“In the crimson sky, black smoke was gathering in a dense fog and sparks were swirling about,” he wrote. “It was a blizzard of sparks. Circling serenely above the pillar of flames, the B-29 bombers continued to pour down their incendiaries. First a bright blue flash shone in the sky, then countless trails of light fell and were absorbed in the black rooftops, from which new flames rose up.
“‘My, how beautiful!’ exclaimed my sister. Strangely I still remember that incongruous remark. At that moment, as if to suppress my sister’s admiration, a metallic explosion rang out.
“Suddenly I saw the huge form of a B-29 flying very low above the rooftops. Its belly opened wide and several black objects fell screeching to the ground. I instinctively covered my face. When I looked up again flames were rising all over the neighbourhood. Then I heard my father’s voice from below: ‘Katsumoto, what are you doing?’”
While Ground Zero at Hiroshima attracts more than one million visitors a month, only a handful of people visit the Tokyo air raid museum every day. Some of these visitors are Japanese schoolchildren who spend a lot more time in class studying the nuclear holocaust. The Tokyo bombings are seldom mentioned.

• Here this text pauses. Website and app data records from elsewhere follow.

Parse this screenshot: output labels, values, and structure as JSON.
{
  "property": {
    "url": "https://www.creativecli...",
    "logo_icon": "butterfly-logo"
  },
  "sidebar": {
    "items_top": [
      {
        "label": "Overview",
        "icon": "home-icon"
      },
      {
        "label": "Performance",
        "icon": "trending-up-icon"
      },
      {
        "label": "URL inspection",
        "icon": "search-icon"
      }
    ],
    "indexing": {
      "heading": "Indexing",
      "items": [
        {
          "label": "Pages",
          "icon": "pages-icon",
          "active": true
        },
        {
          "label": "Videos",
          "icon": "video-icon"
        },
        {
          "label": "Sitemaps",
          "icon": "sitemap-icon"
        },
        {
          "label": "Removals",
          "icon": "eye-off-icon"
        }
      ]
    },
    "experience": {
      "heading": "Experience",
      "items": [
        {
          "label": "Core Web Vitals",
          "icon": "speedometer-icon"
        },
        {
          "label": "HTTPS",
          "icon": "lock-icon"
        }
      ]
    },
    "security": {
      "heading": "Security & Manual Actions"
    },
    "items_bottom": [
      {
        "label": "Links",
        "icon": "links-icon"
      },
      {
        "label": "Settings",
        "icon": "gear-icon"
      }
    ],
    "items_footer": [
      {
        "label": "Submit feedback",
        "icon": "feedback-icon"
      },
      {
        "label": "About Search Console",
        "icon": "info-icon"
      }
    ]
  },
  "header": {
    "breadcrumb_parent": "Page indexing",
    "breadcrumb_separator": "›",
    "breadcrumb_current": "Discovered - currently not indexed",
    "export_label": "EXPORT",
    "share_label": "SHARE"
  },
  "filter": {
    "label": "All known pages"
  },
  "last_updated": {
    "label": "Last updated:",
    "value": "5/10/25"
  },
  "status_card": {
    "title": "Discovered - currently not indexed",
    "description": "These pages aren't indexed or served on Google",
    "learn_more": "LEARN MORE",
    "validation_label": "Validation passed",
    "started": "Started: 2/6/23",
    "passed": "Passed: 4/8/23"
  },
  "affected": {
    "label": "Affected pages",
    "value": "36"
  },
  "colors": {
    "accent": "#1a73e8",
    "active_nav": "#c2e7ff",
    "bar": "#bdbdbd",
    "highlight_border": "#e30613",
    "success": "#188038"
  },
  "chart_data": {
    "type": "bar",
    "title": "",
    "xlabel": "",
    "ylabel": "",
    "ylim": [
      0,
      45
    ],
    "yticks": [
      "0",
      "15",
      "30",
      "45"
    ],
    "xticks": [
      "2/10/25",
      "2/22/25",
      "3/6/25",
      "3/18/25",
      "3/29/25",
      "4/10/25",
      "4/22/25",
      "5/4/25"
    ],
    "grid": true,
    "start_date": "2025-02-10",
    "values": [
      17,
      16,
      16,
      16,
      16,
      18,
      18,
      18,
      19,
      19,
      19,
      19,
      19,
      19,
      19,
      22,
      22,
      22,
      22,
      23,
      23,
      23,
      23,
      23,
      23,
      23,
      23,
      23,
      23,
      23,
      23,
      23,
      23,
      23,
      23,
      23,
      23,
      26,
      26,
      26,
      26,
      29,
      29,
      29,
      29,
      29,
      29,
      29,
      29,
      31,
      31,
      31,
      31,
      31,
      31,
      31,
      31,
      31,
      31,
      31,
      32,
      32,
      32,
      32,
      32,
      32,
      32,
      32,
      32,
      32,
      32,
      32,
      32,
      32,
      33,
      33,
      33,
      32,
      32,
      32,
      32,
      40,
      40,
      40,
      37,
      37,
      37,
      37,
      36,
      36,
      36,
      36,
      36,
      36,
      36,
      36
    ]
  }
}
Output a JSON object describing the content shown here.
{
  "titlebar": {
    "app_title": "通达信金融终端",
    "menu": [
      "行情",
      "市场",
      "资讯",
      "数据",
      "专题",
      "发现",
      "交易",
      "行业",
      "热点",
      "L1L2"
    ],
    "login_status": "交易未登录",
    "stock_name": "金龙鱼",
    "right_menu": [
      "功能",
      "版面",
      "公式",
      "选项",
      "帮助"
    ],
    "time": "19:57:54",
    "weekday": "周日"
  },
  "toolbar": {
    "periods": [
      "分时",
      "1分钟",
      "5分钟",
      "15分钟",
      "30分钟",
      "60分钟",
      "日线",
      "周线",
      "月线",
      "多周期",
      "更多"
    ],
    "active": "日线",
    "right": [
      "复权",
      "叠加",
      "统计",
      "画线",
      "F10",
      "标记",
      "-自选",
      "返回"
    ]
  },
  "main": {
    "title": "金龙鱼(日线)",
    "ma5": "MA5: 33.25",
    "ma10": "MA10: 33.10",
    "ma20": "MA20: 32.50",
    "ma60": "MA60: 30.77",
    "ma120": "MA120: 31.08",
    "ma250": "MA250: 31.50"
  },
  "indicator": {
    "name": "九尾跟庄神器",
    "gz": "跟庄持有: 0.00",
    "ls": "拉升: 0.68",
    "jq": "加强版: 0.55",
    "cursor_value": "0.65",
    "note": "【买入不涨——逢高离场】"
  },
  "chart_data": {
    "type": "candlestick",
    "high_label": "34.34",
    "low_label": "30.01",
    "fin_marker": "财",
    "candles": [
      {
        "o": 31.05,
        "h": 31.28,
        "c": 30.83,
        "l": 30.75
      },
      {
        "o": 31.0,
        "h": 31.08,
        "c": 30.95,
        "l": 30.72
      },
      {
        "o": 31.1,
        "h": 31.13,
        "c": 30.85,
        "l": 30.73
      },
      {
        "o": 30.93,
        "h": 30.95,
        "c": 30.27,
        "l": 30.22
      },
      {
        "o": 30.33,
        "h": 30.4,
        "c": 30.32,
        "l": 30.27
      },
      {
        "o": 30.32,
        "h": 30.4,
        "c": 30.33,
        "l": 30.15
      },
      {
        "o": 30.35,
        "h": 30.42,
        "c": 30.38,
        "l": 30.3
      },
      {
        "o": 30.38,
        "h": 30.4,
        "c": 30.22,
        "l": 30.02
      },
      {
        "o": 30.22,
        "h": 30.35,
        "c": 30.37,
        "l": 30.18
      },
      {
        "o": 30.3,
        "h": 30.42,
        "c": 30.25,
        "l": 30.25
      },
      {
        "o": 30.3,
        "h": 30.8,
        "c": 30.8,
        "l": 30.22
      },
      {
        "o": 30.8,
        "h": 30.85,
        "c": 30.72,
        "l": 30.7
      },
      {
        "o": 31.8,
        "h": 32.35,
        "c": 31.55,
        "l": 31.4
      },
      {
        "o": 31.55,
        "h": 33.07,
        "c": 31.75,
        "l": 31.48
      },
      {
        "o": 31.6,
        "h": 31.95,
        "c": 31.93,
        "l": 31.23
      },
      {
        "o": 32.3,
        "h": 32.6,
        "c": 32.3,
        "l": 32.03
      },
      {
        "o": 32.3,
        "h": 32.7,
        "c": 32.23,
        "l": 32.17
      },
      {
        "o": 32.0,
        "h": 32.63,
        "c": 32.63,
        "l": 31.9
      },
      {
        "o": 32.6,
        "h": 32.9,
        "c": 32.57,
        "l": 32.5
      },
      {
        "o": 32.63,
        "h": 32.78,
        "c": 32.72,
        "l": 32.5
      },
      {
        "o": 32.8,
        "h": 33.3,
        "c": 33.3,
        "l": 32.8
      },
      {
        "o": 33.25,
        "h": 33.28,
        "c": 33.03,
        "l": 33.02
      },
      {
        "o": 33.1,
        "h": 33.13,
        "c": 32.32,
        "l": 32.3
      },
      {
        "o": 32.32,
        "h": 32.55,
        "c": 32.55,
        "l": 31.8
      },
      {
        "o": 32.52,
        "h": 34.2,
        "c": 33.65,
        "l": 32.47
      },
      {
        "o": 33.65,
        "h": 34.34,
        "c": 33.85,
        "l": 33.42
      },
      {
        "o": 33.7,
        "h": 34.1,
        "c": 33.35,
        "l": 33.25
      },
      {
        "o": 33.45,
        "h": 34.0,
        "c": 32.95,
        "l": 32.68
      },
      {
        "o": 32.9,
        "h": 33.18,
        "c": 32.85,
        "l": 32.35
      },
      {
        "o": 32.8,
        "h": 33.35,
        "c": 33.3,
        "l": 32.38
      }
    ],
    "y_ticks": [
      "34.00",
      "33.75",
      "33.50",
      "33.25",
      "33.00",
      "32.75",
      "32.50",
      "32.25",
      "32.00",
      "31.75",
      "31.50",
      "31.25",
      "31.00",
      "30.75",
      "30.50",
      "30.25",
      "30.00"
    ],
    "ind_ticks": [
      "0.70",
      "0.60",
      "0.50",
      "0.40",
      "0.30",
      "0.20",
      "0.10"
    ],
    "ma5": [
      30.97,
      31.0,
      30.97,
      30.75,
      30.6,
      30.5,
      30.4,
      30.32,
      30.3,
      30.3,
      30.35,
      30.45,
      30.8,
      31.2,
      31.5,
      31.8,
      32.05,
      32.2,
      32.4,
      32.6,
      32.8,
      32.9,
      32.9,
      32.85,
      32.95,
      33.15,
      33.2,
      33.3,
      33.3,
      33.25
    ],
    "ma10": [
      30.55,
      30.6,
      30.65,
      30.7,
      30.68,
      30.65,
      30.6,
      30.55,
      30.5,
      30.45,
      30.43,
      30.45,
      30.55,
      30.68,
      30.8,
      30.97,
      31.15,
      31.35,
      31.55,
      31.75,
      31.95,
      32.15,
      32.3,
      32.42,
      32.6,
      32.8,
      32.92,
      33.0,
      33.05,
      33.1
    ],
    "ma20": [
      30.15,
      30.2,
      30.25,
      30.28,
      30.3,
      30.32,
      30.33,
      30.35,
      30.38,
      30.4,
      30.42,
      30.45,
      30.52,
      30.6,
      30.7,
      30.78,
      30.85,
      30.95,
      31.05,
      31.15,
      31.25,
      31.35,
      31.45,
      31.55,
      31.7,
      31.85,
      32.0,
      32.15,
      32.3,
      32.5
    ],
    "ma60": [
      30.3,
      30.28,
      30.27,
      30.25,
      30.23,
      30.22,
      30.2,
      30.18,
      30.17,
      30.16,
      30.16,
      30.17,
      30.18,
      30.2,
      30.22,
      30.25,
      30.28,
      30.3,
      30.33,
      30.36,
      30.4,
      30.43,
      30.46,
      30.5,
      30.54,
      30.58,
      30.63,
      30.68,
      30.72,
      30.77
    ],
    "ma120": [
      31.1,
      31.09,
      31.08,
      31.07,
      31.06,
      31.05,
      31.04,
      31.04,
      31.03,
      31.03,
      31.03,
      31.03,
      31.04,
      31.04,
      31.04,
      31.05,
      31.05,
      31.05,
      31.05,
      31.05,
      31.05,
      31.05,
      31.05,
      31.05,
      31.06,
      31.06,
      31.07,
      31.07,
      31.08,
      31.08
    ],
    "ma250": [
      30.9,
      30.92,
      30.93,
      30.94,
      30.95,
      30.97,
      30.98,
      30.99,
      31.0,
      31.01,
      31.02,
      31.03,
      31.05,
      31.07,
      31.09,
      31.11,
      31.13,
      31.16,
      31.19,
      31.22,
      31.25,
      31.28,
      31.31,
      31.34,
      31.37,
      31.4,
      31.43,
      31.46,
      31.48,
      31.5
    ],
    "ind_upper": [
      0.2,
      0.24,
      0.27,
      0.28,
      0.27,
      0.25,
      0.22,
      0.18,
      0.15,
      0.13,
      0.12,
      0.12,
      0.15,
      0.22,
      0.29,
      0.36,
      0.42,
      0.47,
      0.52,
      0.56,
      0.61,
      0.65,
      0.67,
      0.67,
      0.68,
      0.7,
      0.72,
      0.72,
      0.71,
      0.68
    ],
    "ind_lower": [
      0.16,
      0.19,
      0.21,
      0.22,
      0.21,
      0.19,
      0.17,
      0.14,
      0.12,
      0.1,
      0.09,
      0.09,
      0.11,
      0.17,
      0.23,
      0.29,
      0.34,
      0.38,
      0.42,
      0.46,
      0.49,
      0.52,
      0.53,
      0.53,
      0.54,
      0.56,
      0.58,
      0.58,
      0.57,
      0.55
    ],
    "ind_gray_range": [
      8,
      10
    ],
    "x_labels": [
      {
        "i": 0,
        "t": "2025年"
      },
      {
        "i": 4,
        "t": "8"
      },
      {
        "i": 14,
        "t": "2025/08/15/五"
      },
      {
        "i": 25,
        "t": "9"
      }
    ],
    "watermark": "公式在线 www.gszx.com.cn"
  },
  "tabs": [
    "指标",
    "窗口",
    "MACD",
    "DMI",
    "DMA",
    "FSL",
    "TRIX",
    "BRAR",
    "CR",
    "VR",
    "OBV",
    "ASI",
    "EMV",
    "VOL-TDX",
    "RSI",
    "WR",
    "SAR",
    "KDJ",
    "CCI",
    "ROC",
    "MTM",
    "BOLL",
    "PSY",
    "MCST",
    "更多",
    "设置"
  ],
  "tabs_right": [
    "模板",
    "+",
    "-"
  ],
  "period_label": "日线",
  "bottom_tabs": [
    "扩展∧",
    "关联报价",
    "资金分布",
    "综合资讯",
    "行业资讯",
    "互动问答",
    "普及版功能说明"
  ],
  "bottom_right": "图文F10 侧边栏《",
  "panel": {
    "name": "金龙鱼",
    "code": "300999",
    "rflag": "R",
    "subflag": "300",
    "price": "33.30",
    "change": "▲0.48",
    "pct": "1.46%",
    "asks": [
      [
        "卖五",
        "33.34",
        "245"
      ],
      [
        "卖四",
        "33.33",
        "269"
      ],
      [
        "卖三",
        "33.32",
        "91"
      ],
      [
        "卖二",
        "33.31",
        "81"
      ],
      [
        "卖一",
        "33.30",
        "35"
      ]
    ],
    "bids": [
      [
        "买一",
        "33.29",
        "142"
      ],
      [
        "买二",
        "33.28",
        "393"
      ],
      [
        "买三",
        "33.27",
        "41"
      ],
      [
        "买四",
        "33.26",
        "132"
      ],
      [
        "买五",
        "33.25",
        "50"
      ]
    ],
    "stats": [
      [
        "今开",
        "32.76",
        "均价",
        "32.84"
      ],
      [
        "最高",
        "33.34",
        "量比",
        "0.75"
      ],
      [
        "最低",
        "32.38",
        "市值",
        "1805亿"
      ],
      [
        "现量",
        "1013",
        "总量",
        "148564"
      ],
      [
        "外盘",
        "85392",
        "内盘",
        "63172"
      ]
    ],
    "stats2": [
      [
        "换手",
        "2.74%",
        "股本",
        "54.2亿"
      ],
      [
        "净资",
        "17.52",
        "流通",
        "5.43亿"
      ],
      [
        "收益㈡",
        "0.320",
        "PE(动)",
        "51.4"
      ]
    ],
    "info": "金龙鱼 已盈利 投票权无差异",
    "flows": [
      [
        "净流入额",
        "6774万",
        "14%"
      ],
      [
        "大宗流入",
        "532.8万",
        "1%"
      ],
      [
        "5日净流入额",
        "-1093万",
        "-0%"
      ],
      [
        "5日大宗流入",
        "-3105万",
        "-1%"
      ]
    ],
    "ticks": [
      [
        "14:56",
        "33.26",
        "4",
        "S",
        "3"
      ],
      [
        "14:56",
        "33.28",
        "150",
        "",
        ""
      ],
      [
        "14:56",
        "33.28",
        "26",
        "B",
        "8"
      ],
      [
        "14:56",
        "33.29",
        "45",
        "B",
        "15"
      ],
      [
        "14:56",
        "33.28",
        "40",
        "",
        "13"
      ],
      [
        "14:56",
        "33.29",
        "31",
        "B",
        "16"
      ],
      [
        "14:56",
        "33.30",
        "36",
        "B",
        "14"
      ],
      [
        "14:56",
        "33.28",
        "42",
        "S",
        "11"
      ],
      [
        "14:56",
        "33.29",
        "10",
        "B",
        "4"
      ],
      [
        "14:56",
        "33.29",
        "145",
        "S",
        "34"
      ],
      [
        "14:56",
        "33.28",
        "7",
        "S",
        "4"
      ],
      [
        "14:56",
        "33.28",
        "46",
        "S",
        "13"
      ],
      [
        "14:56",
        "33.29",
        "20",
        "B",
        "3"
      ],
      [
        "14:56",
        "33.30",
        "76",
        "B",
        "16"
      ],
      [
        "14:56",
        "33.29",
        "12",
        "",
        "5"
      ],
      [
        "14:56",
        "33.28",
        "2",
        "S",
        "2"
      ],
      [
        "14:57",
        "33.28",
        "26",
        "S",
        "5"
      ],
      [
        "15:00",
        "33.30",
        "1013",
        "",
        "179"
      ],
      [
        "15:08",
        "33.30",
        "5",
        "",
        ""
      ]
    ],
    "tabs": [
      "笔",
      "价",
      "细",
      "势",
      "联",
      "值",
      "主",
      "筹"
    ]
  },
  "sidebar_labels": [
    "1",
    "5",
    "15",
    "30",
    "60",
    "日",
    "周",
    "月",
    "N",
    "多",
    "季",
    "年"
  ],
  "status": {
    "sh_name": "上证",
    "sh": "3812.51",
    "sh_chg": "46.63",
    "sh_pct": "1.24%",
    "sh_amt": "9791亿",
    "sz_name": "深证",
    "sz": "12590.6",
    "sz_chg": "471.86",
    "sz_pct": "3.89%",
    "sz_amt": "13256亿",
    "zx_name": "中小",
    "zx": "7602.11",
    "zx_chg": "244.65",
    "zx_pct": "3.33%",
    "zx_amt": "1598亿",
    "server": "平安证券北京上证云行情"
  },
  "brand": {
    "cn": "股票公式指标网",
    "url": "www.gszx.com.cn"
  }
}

Only 10 people attended a Buddhist memorial Tuesday that recalled the bombing, though more would have attended if Japan was not reeling from the COVID-19 outbreak. Among those who withdrew from the service were Crown Prince Akishino and his wife.
The reasons for what Katsumoto’s translator, Richard Sams, calls “the question of public amnesia regarding the Tokyo air raids” are complicated. So are how Japan remembers many aspects of the Second World War: the often extremely harsh treatment of Chinese, Koreans and Filipinos when its army occupied their lands, and of Asian, Dutch, Australian, British, Indian, New Zealand and American prisoners of war.
Despite a flurry of U.S. media interest in recent days, few westerners, like most Japanese, know much about the Tokyo air raids, though they took place over 100 nights culminating in the horrors of March 10 and ended up displacing more than five million people.
They should consider what happened that night to better understand that it is possible for conventional bombing to be as lethal as a nuclear bomb, as well as to consider the dreadful moral questions that arise when a crushing attack on civilians might stop a conflict before there are even more casualties.
My father had strong views on the subject. When the war in Europe ended for him in Germany, he voluntarily returned to Canada ahead of his regiment to remuster for combat duty in the Pacific.
When he heard the Americans had bombed Hiroshima with a powerful new bomb, he described it as the best news he’d heard since enlisting. He reckoned there would be no need to invade Japan with the terrible number of casualties that that would involve.
It turned out he was right. Japan finally surrendered.
Matthew Fisher is an international affairs columnist and foreign correspondent who has worked abroad for 35 years. You can follow him on Twitter at @mfisheroverseas